“[It was] a lot of different systems that had to be brought together,” he said. “Because of all those different systems, we were able to work on it in pieces from people's homes,” St. Martin said.
Wilkes explained that the team had to coordinate over virtual meetings.
“Most of what we developed was theorized over meetings and tested at various group members’ homes using lower-cost parts,” Wilkes said.
The team went through several design iterations using inexpensive equipment and lower-powered lasers before the members ramped up to their final design.
Rudy — who was in charge of working on the gimbal, the component that controls the horizontal and vertical movement of BELLE — had to come up with creative solutions to replicate being in the lab. The gimbal had to be able to withstand a 100-watt laser.
"I wasn't able to use in-lab data for the gimbal,” Rudy said. “I had to estimate what kind of readings I might expect from the laser on the photovoltaic cell and how the gimbal should move in response. I was doing that at home with a flashlight and photodiodes."
Wilkes was surprised how many ideas worked well right off the bat.
"From my experience, this is pretty rare in research,” Wilkes said. Our tracking demo in which we tracked a ping pong ball with retroreflective tape worked very well and could even track the ball as it was being tossed up and down. Additionally, we were able to squeeze a huge amount of power out of a photovoltaic array smaller than a sticky note by beaming laser power."
Rudy remarked on how exciting the project is because of the innovative tracking algorithm.
“There's been power beaming before but there's never been power beaming that was mobile,” Rudy said.
Although the team was able to find a solution to the lack of lab access, their process was still hampered by the pandemic. According to Rudy, it was not until September that they were allowed back in the lab to combine the subcomponents of their project.
"[W]e did both laser power beaming and the optical track. Those things have been done before individually but never integrated together," St. Martin said. He explained that not being able to assemble it until a later date hindered their process. “It didn't give us as much time to go through debugging and working out the kinks in the system," St. Martin said.
Gupta commended the team for their dedication — the long hours the team spent working on their poster and coordinating their presentation paid off.
“We worked hard, even nights,” Gupta said. “Nine o'clock, 10 o'clock in the night having a student meeting to discuss the paper we had to submit to NASA.”

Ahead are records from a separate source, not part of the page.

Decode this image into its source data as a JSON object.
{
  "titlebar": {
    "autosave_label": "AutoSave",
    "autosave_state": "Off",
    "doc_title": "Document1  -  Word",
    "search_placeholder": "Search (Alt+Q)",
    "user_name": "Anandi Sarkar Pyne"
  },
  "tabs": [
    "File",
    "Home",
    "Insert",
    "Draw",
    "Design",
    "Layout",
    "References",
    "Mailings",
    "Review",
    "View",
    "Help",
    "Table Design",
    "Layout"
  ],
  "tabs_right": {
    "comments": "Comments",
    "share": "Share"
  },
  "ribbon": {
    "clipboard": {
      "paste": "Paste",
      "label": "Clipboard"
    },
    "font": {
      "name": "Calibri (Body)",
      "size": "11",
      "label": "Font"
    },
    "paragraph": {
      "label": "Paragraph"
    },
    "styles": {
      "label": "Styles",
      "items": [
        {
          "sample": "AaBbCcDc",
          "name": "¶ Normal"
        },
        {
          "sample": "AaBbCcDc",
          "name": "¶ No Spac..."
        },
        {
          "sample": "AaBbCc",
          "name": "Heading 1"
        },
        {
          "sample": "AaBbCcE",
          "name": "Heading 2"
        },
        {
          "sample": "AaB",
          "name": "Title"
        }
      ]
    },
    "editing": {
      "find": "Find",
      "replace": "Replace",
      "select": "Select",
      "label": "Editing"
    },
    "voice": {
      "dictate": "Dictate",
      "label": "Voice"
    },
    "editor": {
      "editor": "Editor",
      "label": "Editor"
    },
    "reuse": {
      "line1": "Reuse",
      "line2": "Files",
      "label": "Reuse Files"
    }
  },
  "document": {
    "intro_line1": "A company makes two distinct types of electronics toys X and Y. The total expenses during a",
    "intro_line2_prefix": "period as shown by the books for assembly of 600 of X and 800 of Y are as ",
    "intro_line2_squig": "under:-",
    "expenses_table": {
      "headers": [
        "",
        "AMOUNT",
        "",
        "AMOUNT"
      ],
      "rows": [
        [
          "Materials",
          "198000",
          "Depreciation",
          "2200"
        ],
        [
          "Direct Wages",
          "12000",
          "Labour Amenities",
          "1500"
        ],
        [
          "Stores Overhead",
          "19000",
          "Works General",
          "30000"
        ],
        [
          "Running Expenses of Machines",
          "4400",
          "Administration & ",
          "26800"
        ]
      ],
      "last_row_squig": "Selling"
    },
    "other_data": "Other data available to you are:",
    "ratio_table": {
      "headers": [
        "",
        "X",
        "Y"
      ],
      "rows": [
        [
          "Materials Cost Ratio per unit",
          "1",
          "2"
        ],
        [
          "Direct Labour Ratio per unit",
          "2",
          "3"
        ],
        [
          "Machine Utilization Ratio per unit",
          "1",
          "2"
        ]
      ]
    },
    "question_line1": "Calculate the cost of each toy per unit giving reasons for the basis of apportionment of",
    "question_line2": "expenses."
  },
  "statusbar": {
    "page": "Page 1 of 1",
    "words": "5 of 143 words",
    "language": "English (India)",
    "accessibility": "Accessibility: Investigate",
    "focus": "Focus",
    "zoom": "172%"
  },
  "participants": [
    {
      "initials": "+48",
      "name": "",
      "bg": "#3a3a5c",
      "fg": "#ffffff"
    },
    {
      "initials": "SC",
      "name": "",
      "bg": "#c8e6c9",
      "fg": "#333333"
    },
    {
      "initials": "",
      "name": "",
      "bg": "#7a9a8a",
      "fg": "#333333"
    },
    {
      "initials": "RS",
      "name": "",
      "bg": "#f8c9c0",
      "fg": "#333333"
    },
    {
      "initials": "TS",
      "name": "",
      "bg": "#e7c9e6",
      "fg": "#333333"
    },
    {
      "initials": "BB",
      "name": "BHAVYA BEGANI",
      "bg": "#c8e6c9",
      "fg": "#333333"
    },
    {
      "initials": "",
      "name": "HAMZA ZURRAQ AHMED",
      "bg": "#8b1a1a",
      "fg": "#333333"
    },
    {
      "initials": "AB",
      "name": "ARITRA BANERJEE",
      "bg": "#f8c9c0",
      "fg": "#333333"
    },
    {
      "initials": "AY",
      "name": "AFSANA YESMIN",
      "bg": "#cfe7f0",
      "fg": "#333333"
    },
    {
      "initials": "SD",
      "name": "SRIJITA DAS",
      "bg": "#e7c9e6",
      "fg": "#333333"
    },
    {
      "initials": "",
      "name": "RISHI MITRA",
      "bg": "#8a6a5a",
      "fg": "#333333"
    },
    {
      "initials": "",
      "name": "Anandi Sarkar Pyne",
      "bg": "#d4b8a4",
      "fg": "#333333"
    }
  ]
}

In January of this year, the team received awards for the best technical poster and the best technical demonstration. The team was notified of their awards during an awards ceremony zoom call with the other teams. Michigan Technological University won the challenge’s top honor. Gupta expressed his thanks to the students for their hard work and to NASA for giving the students the opportunity to think outside the box and compete at a national level.